  • -x key: Remove attributes of type key from the output. You can use this to remove the field you are matching against if you no longer need it after joining, or to remove any other attributes you don't want.
  • -i: Only include features that matched the CSV.
  • -pk: Don't skip tiles larger than 500K.

Because tile-join just copies the geometries to the new .mbtiles without processing them (except to rescale the extents if necessary), it doesn't have any of tippecanoe's recourses if the new tiles are bigger than the 500K tile limit. If a tile is too big and you haven't specified -pk, it is just left out of the new tileset.

Example

Imagine you have a tileset of census blocks:

curl -O http://www2.census.gov/geo/tiger/TIGER2010/TABBLOCK/2010/tl_2010_06001_tabblock10.zip
unzip tl_2010_06001_tabblock10.zip
ogr2ogr -f GeoJSON tl_2010_06001_tabblock10.json tl_2010_06001_tabblock10.shp
./tippecanoe -o tl_2010_06001_tabblock10.mbtiles tl_2010_06001_tabblock10.json

and a CSV of their populations:

curl -O http://www2.census.gov/census_2010/01-Redistricting_File--PL_94-171/California/ca2010.pl.zip
unzip -p ca2010.pl.zip cageo2010.pl |
awk 'BEGIN {
    print "GEOID10,population"
}
(substr($0, 9, 3) == "750") {
    print "\"" substr($0, 28, 2) substr($0, 30, 3) substr($0, 55, 6) substr($0, 62, 4) "\"," (0 + substr($0, 328, 9))
}' > population.csv

which looks like this:

GEOID10,population
"060014277003018",0
"060014283014046",0
"060014284001020",0
...
"060014507501001",202
"060014507501002",119
"060014507501003",193
"060014507501004",85
...

Then you can join those populations to the geometries and discard the no-longer-needed ID field:

./tile-join -o population.mbtiles -x GEOID10 -c population.csv tl_2010_06001_tabblock10.mbtiles

tippecanoe-enumerate

The tippecanoe-enumerate utility lists the tiles that an mbtiles file defines.
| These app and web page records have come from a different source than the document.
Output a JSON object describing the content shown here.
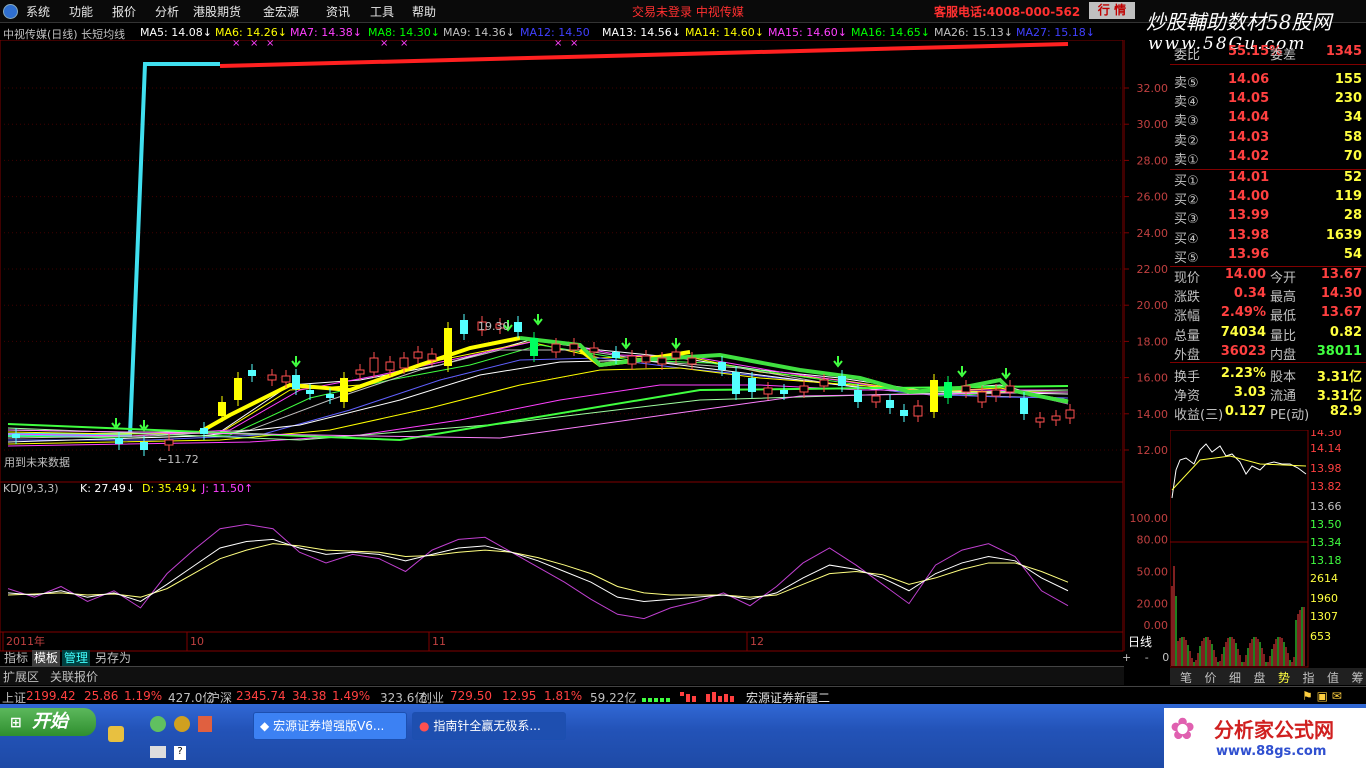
{
  "menu": {
    "items": [
      "系统",
      "功能",
      "报价",
      "分析",
      "港股期货",
      "金宏源",
      "资讯",
      "工具",
      "帮助"
    ],
    "login_status": "交易未登录 中视传媒",
    "service_phone": "客服电话:4008-000-562",
    "quote_button": "行 情",
    "brand_line1": "炒股輔助数材58股网",
    "brand_line2": "www.58Gu.com"
  },
  "chart": {
    "stock_title": "中视传媒(日线) 长短均线",
    "ma_labels": [
      {
        "text": "MA5: 14.08↓",
        "color": "#ffffff"
      },
      {
        "text": "MA6: 14.26↓",
        "color": "#ffff00"
      },
      {
        "text": "MA7: 14.38↓",
        "color": "#ff40ff"
      },
      {
        "text": "MA8: 14.30↓",
        "color": "#00ff00"
      },
      {
        "text": "MA9: 14.36↓",
        "color": "#c0c0c0"
      },
      {
        "text": "MA12: 14.50",
        "color": "#4040ff"
      },
      {
        "text": "MA13: 14.56↓",
        "color": "#ffffff"
      },
      {
        "text": "MA14: 14.60↓",
        "color": "#ffff00"
      },
      {
        "text": "MA15: 14.60↓",
        "color": "#ff40ff"
      },
      {
        "text": "MA16: 14.65↓",
        "color": "#00ff00"
      },
      {
        "text": "MA26: 15.13↓",
        "color": "#c0c0c0"
      },
      {
        "text": "MA27: 15.18↓",
        "color": "#4040ff"
      }
    ],
    "high_label": "19.30",
    "low_label": "←11.72",
    "future_note": "用到未来数据",
    "kdj_label": "KDJ(9,3,3)",
    "kdj_values": [
      {
        "text": "K: 27.49↓",
        "color": "#ffffff"
      },
      {
        "text": "D: 35.49↓",
        "color": "#ffff00"
      },
      {
        "text": "J: 11.50↑",
        "color": "#ff40ff"
      }
    ],
    "time_labels": [
      "2011年",
      "10",
      "11",
      "12"
    ],
    "price_axis": [
      "32.00",
      "30.00",
      "28.00",
      "26.00",
      "24.00",
      "22.00",
      "20.00",
      "18.00",
      "16.00",
      "14.00",
      "12.00"
    ],
    "kdj_axis": [
      "100.00",
      "80.00",
      "50.00",
      "20.00",
      "0.00"
    ]
  },
  "quote_panel": {
    "top_partial": {
      "label": "委比",
      "value": "55.15%",
      "label2": "委差",
      "value2": "1345"
    },
    "sells": [
      {
        "label": "卖⑤",
        "price": "14.06",
        "vol": "155"
      },
      {
        "label": "卖④",
        "price": "14.05",
        "vol": "230"
      },
      {
        "label": "卖③",
        "price": "14.04",
        "vol": "34"
      },
      {
        "label": "卖②",
        "price": "14.03",
        "vol": "58"
      },
      {
        "label": "卖①",
        "price": "14.02",
        "vol": "70"
      }
    ],
    "buys": [
      {
        "label": "买①",
        "price": "14.01",
        "vol": "52"
      },
      {
        "label": "买②",
        "price": "14.00",
        "vol": "119"
      },
      {
        "label": "买③",
        "price": "13.99",
        "vol": "28"
      },
      {
        "label": "买④",
        "price": "13.98",
        "vol": "1639"
      },
      {
        "label": "买⑤",
        "price": "13.96",
        "vol": "54"
      }
    ],
    "stats": [
      {
        "l1": "现价",
        "v1": "14.00",
        "c1": "#ff4040",
        "l2": "今开",
        "v2": "13.67",
        "c2": "#ff4040"
      },
      {
        "l1": "涨跌",
        "v1": "0.34",
        "c1": "#ff4040",
        "l2": "最高",
        "v2": "14.30",
        "c2": "#ff4040"
      },
      {
        "l1": "涨幅",
        "v1": "2.49%",
        "c1": "#ff4040",
        "l2": "最低",
        "v2": "13.67",
        "c2": "#ff4040"
      },
      {
        "l1": "总量",
        "v1": "74034",
        "c1": "#ffff40",
        "l2": "量比",
        "v2": "0.82",
        "c2": "#ffff40"
      },
      {
        "l1": "外盘",
        "v1": "36023",
        "c1": "#ff4040",
        "l2": "内盘",
        "v2": "38011",
        "c2": "#40ff40"
      },
      {
        "l1": "换手",
        "v1": "2.23%",
        "c1": "#ffff40",
        "l2": "股本",
        "v2": "3.31亿",
        "c2": "#ffff40"
      },
      {
        "l1": "净资",
        "v1": "3.03",
        "c1": "#ffff40",
        "l2": "流通",
        "v2": "3.31亿",
        "c2": "#ffff40"
      },
      {
        "l1": "收益(三)",
        "v1": "0.127",
        "c1": "#ffff40",
        "l2": "PE(动)",
        "v2": "82.9",
        "c2": "#ffff40"
      }
    ],
    "mini_axis": [
      "14.30",
      "14.14",
      "13.98",
      "13.82",
      "13.66",
      "13.50",
      "13.34",
      "13.18",
      "2614",
      "1960",
      "1307",
      "653"
    ],
    "mini_tabs": [
      "笔",
      "价",
      "细",
      "盘",
      "势",
      "指",
      "值",
      "筹"
    ]
  },
  "bottom_tabs": {
    "tabs": [
      "指标",
      "模板",
      "管理",
      "另存为"
    ],
    "ext_tabs": [
      "扩展区",
      "关联报价"
    ],
    "panel_btn": "日线",
    "zoom": [
      "+",
      "-",
      "0"
    ]
  },
  "status": {
    "sh": {
      "name": "上证",
      "value": "2199.42",
      "chg": "25.86",
      "pct": "1.19%",
      "amt": "427.0亿"
    },
    "sz": {
      "name": "沪深",
      "value": "2345.74",
      "chg": "34.38",
      "pct": "1.49%",
      "amt": "323.6亿"
    },
    "cy": {
      "name": "创业",
      "value": "729.50",
      "chg": "12.95",
      "pct": "1.81%",
      "amt": "59.22亿"
    },
    "server": "宏源证券新疆二"
  },
  "taskbar": {
    "start_label": "开始",
    "tasks": [
      "宏源证券增强版V6...",
      "指南针全赢无极系..."
    ],
    "logo_text": "分析家公式网",
    "logo_url_text": "www.88gs.com"
  }
}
Each line of the output lists the name of the mbtiles file and the zoom, x, and y coordinates of one of the tiles. It does basically the same thing as

select zoom_level, tile_column, (1 << zoom_level) - 1 - tile_row from tiles;

on the file in sqlite3.

tippecanoe-decode

The tippecanoe-decode utility turns vector mbtiles back to GeoJSON. You can use it either on an entire file:

tippecanoe-decode file.mbtiles

or on an individual tile:

tippecanoe-decode file.mbtiles zoom x y
tippecanoe-decode file.vector.pbf zoom x y

If you decode an entire file, you get a nested FeatureCollection identifying each tile and layer separately. Note that the same features generally appear at all zooms, so the output for the file will have many copies of the same features at different resolutions.

Options

  • -t projection: Specify the projection of the output data. Currently supported are EPSG:4326 (WGS84, the default) and EPSG:3857 (Web Mercator).